GM facing pre-bankruptcy-style pickup oversupply
General Motors is facing an oversupply of full-size pickups that, to some analysts, is bringing back bad of the company's old bad habits.
Facing an inventory glut reminiscent of 2008, some Chevrolet and GMC dealers say they have an excessive number of Silverado and Sierra pickups in stock.
Chevrolet admits that its cars are taking market share from its trucks, although positive numbers for nearly all of its remaining four brands' products make things look pretty cheery in Detroit.
Sales are up 22 percent for the Sierra (to 67,598) and 10 percent for the Silverado (182,785), but they're still off of what many dealers were expecting.
"We thought that this year would bring back the kind of economic activity that would translate into us selling more trucks," Mark Frost, the general manager of Jim Ellis Chevrolet in Atlanta, said in a phone interview with Bloomberg. "It's not happening."
Jim Ellis has more than six months' worth of supply, an inventory level that Frost says is a "little scary."
Overall, GM has about 280,000 Silverados and Sierras on dealer lots across the country - more than it sold in the first six months of 2011. As a result, GM says that inventory is at a 122 day supply level, about double what it is for most of its lineup.
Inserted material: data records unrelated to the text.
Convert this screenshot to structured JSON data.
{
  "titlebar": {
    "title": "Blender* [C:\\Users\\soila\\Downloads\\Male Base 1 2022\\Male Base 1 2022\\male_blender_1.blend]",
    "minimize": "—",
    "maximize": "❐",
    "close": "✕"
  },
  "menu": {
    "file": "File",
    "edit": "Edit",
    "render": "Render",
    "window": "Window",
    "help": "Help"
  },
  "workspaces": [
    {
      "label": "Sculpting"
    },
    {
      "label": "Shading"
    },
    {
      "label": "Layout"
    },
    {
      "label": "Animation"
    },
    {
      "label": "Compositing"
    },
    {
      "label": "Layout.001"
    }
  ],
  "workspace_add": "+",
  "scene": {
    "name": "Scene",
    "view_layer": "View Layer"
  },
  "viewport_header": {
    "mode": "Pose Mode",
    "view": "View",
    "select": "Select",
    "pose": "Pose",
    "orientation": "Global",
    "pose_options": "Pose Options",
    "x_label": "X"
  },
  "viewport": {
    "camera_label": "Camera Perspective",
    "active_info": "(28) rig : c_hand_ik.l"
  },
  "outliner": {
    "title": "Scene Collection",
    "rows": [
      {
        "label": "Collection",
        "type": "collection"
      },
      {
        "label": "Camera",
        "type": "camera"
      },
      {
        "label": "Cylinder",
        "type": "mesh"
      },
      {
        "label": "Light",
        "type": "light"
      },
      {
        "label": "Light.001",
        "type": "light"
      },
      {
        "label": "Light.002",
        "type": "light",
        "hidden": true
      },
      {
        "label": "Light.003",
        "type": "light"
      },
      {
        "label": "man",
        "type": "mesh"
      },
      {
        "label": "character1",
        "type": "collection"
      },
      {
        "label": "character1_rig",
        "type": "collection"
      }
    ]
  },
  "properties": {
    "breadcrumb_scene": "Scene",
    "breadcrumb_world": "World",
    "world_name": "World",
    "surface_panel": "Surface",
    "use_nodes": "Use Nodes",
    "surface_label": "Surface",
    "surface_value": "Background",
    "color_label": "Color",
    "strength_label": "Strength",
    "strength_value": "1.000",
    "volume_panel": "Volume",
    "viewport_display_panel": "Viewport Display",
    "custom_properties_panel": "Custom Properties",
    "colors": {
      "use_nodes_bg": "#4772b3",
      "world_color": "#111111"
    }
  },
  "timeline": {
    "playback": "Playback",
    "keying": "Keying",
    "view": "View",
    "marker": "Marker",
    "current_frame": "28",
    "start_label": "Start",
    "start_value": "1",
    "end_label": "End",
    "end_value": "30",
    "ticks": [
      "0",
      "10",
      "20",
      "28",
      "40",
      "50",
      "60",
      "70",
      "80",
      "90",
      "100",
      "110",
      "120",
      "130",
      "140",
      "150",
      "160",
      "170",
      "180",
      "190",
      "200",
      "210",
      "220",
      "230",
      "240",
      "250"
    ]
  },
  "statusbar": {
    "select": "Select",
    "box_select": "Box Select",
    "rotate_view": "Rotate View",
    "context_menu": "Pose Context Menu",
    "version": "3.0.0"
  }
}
GM says it would prefer to keep trucks somewhere around 100 days, but even that figure is about two weeks higher than the competitive Ford F-Series' 79 days, not to mention the 78 days GM ran for its trucks on average from 2002 to 2010.
Trucks typically average more days in inventory because of the seemingly limitless number of body and powertrain configurations they offer. As a result, dealers will often keep many in inventory so customers aren't forced to take their money elsewhere. Still, GM's inventory is growing at a much more rapid rate than Ford's, even though the two brands are seeing similar growth rates.
Naturally, analysts who have been closely watching GM's stock, are a bit nervous.
"It's unbelievable that after this huge taxpayer bailout and the bankruptcy that we're right back to where we were," said Peter Nesvold of Jeffries & Co.
"Is GM falling into old, bad habits?" Nesvold asked in a research note shared with analysts.
The automaker says it isn't back to its 2008 ways of building way too many vehicles and selling them at hefty discounts. Sales might be up 10 percent for both the Silverado and the top-selling F-Series, but that doesn't mean that pickup truck sales are at the level they once were. As a result, GM has dialed back production in Indiana and Michigan and analysts suggest that the automaker might be forced to tack on big incentives to its trucks during the third quarter of the year.
1.'Widening GM truck...' view